▶ **Study material**:
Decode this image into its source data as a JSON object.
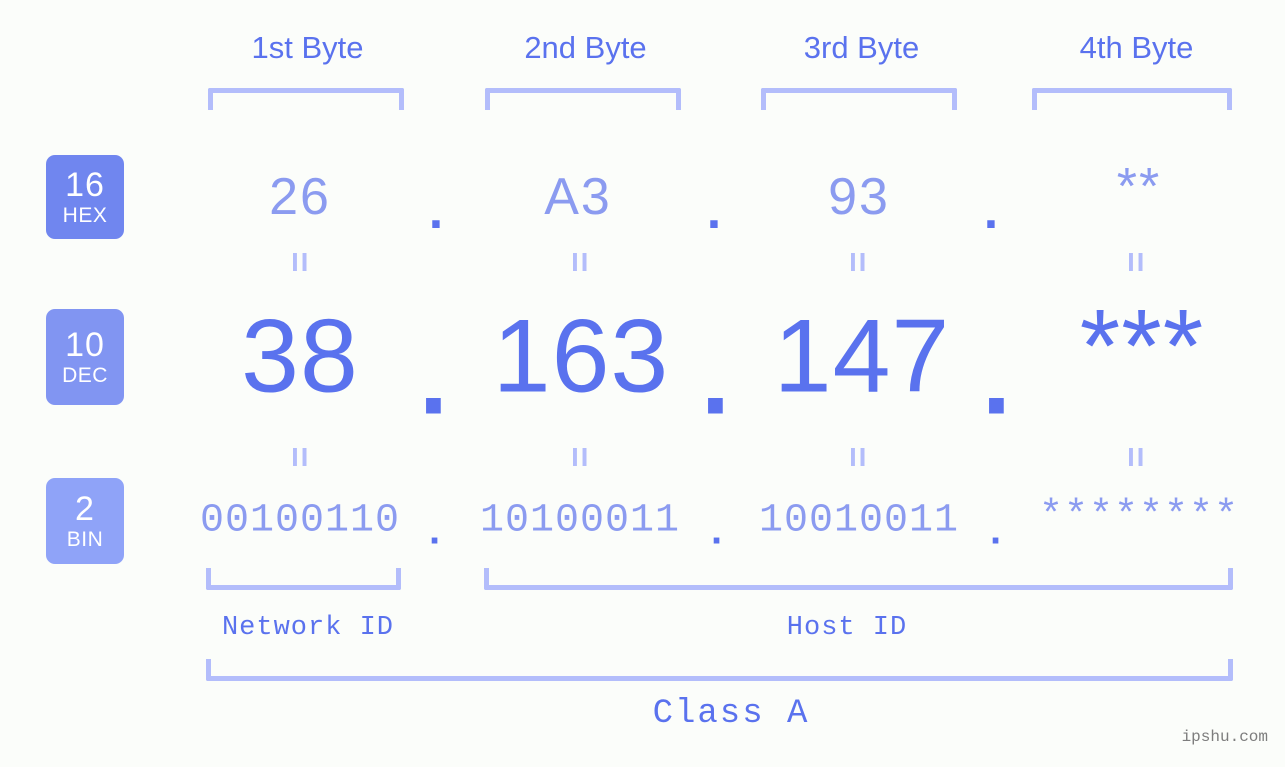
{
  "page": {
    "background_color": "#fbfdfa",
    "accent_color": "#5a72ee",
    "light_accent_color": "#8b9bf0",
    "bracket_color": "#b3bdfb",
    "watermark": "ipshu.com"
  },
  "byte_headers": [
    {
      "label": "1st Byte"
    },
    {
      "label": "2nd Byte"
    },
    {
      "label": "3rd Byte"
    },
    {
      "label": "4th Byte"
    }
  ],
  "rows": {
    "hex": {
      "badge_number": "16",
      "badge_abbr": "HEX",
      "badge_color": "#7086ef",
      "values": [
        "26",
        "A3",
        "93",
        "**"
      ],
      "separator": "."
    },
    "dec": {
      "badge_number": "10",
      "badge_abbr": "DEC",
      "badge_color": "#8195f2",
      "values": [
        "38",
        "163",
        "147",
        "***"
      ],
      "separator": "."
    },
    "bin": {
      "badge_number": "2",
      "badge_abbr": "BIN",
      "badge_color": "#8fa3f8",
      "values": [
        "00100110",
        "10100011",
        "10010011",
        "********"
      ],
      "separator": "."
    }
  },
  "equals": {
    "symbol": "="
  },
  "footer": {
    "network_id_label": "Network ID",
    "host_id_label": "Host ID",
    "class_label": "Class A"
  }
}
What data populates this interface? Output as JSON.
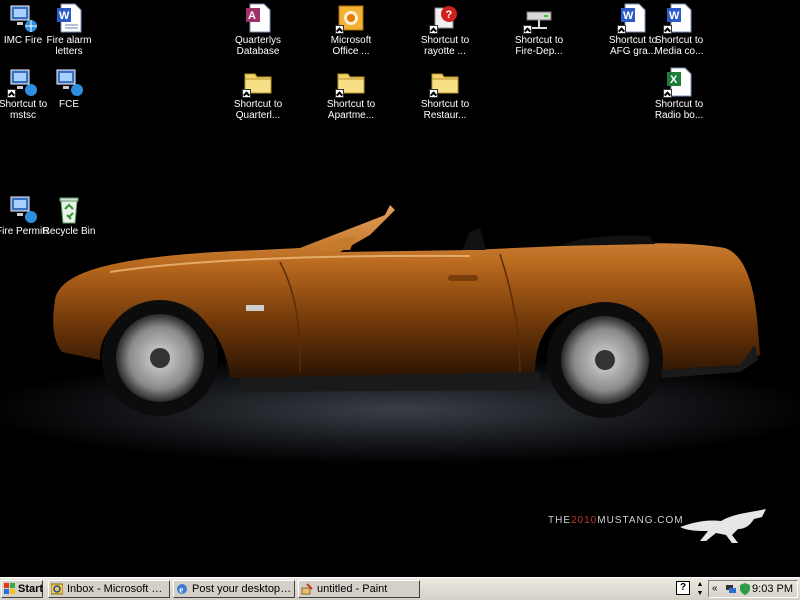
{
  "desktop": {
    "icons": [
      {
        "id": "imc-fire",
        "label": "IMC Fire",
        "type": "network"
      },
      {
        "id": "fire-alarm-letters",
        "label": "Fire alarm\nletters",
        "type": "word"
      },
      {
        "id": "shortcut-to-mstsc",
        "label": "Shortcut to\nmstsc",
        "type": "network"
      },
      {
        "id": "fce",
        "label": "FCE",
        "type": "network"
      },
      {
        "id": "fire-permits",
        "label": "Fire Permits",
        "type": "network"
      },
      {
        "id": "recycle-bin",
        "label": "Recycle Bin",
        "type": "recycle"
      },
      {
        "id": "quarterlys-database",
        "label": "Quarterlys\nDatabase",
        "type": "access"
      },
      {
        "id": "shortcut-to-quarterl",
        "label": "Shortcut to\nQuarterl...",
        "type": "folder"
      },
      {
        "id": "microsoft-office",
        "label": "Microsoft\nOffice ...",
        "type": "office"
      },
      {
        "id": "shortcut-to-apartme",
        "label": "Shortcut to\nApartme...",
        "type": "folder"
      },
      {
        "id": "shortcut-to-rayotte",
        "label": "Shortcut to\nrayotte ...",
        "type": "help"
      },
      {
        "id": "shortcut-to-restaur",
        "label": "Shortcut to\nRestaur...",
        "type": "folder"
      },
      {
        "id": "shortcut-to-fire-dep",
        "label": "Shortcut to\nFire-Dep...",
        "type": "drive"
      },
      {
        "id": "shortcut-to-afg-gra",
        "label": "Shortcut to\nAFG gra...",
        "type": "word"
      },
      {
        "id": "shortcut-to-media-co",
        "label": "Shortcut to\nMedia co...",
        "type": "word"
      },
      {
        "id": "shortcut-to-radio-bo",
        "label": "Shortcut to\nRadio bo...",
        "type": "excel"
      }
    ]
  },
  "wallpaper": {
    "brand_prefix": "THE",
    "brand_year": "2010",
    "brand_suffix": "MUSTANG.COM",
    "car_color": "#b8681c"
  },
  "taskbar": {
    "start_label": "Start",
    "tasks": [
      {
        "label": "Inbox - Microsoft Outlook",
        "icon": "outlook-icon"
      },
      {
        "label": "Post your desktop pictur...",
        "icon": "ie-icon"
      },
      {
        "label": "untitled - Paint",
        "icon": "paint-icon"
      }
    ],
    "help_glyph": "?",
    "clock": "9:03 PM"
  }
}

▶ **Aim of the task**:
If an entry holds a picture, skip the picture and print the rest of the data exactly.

▶ **Expected output**:
Decode this image into its source data as a JSON object.
{
  "page": {
    "background_color": "#fbfdfa",
    "accent_color": "#5a72ee",
    "light_accent_color": "#8b9bf0",
    "bracket_color": "#b3bdfb",
    "watermark": "ipshu.com"
  },
  "byte_headers": [
    {
      "label": "1st Byte"
    },
    {
      "label": "2nd Byte"
    },
    {
      "label": "3rd Byte"
    },
    {
      "label": "4th Byte"
    }
  ],
  "rows": {
    "hex": {
      "badge_number": "16",
      "badge_abbr": "HEX",
      "badge_color": "#7086ef",
      "values": [
        "26",
        "A3",
        "93",
        "**"
      ],
      "separator": "."
    },
    "dec": {
      "badge_number": "10",
      "badge_abbr": "DEC",
      "badge_color": "#8195f2",
      "values": [
        "38",
        "163",
        "147",
        "***"
      ],
      "separator": "."
    },
    "bin": {
      "badge_number": "2",
      "badge_abbr": "BIN",
      "badge_color": "#8fa3f8",
      "values": [
        "00100110",
        "10100011",
        "10010011",
        "********"
      ],
      "separator": "."
    }
  },
  "equals": {
    "symbol": "="
  },
  "footer": {
    "network_id_label": "Network ID",
    "host_id_label": "Host ID",
    "class_label": "Class A"
  }
}
What data populates this interface? Output as JSON.
{
  "desktop": {
    "icons": [
      {
        "id": "imc-fire",
        "label": "IMC Fire",
        "type": "network"
      },
      {
        "id": "fire-alarm-letters",
        "label": "Fire alarm\nletters",
        "type": "word"
      },
      {
        "id": "shortcut-to-mstsc",
        "label": "Shortcut to\nmstsc",
        "type": "network"
      },
      {
        "id": "fce",
        "label": "FCE",
        "type": "network"
      },
      {
        "id": "fire-permits",
        "label": "Fire Permits",
        "type": "network"
      },
      {
        "id": "recycle-bin",
        "label": "Recycle Bin",
        "type": "recycle"
      },
      {
        "id": "quarterlys-database",
        "label": "Quarterlys\nDatabase",
        "type": "access"
      },
      {
        "id": "shortcut-to-quarterl",
        "label": "Shortcut to\nQuarterl...",
        "type": "folder"
      },
      {
        "id": "microsoft-office",
        "label": "Microsoft\nOffice ...",
        "type": "office"
      },
      {
        "id": "shortcut-to-apartme",
        "label": "Shortcut to\nApartme...",
        "type": "folder"
      },
      {
        "id": "shortcut-to-rayotte",
        "label": "Shortcut to\nrayotte ...",
        "type": "help"
      },
      {
        "id": "shortcut-to-restaur",
        "label": "Shortcut to\nRestaur...",
        "type": "folder"
      },
      {
        "id": "shortcut-to-fire-dep",
        "label": "Shortcut to\nFire-Dep...",
        "type": "drive"
      },
      {
        "id": "shortcut-to-afg-gra",
        "label": "Shortcut to\nAFG gra...",
        "type": "word"
      },
      {
        "id": "shortcut-to-media-co",
        "label": "Shortcut to\nMedia co...",
        "type": "word"
      },
      {
        "id": "shortcut-to-radio-bo",
        "label": "Shortcut to\nRadio bo...",
        "type": "excel"
      }
    ]
  },
  "wallpaper": {
    "brand_prefix": "THE",
    "brand_year": "2010",
    "brand_suffix": "MUSTANG.COM",
    "car_color": "#b8681c"
  },
  "taskbar": {
    "start_label": "Start",
    "tasks": [
      {
        "label": "Inbox - Microsoft Outlook",
        "icon": "outlook-icon"
      },
      {
        "label": "Post your desktop pictur...",
        "icon": "ie-icon"
      },
      {
        "label": "untitled - Paint",
        "icon": "paint-icon"
      }
    ],
    "help_glyph": "?",
    "clock": "9:03 PM"
  }
}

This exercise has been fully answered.